## Task:
This exercise asks for every record to be output again exactly.

## Provided data:
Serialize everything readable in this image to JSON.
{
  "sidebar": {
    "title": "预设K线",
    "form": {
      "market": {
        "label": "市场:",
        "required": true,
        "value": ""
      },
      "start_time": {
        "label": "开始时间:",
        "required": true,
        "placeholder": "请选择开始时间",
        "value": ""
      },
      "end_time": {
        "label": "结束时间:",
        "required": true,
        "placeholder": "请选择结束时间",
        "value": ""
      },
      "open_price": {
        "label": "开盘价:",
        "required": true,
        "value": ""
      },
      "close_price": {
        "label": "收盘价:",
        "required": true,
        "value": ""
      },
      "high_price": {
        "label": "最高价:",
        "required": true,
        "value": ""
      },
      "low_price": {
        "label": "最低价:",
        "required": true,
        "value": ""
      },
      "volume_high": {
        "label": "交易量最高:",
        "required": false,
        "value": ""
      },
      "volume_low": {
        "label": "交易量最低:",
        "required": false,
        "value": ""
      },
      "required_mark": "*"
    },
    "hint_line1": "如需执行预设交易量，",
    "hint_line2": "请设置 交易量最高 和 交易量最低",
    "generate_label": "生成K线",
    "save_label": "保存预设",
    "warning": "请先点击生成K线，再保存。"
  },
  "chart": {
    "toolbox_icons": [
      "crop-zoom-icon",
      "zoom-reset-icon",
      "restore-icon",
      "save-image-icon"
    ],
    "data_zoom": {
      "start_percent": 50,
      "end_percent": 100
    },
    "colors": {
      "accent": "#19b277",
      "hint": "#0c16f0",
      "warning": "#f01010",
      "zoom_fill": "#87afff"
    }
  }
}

## Solution:
Serialize everything readable in this image to JSON.
{
  "sidebar": {
    "title": "预设K线",
    "form": {
      "market": {
        "label": "市场:",
        "required": true,
        "value": ""
      },
      "start_time": {
        "label": "开始时间:",
        "required": true,
        "placeholder": "请选择开始时间",
        "value": ""
      },
      "end_time": {
        "label": "结束时间:",
        "required": true,
        "placeholder": "请选择结束时间",
        "value": ""
      },
      "open_price": {
        "label": "开盘价:",
        "required": true,
        "value": ""
      },
      "close_price": {
        "label": "收盘价:",
        "required": true,
        "value": ""
      },
      "high_price": {
        "label": "最高价:",
        "required": true,
        "value": ""
      },
      "low_price": {
        "label": "最低价:",
        "required": true,
        "value": ""
      },
      "volume_high": {
        "label": "交易量最高:",
        "required": false,
        "value": ""
      },
      "volume_low": {
        "label": "交易量最低:",
        "required": false,
        "value": ""
      },
      "required_mark": "*"
    },
    "hint_line1": "如需执行预设交易量，",
    "hint_line2": "请设置 交易量最高 和 交易量最低",
    "generate_label": "生成K线",
    "save_label": "保存预设",
    "warning": "请先点击生成K线，再保存。"
  },
  "chart": {
    "toolbox_icons": [
      "crop-zoom-icon",
      "zoom-reset-icon",
      "restore-icon",
      "save-image-icon"
    ],
    "data_zoom": {
      "start_percent": 50,
      "end_percent": 100
    },
    "colors": {
      "accent": "#19b277",
      "hint": "#0c16f0",
      "warning": "#f01010",
      "zoom_fill": "#87afff"
    }
  }
}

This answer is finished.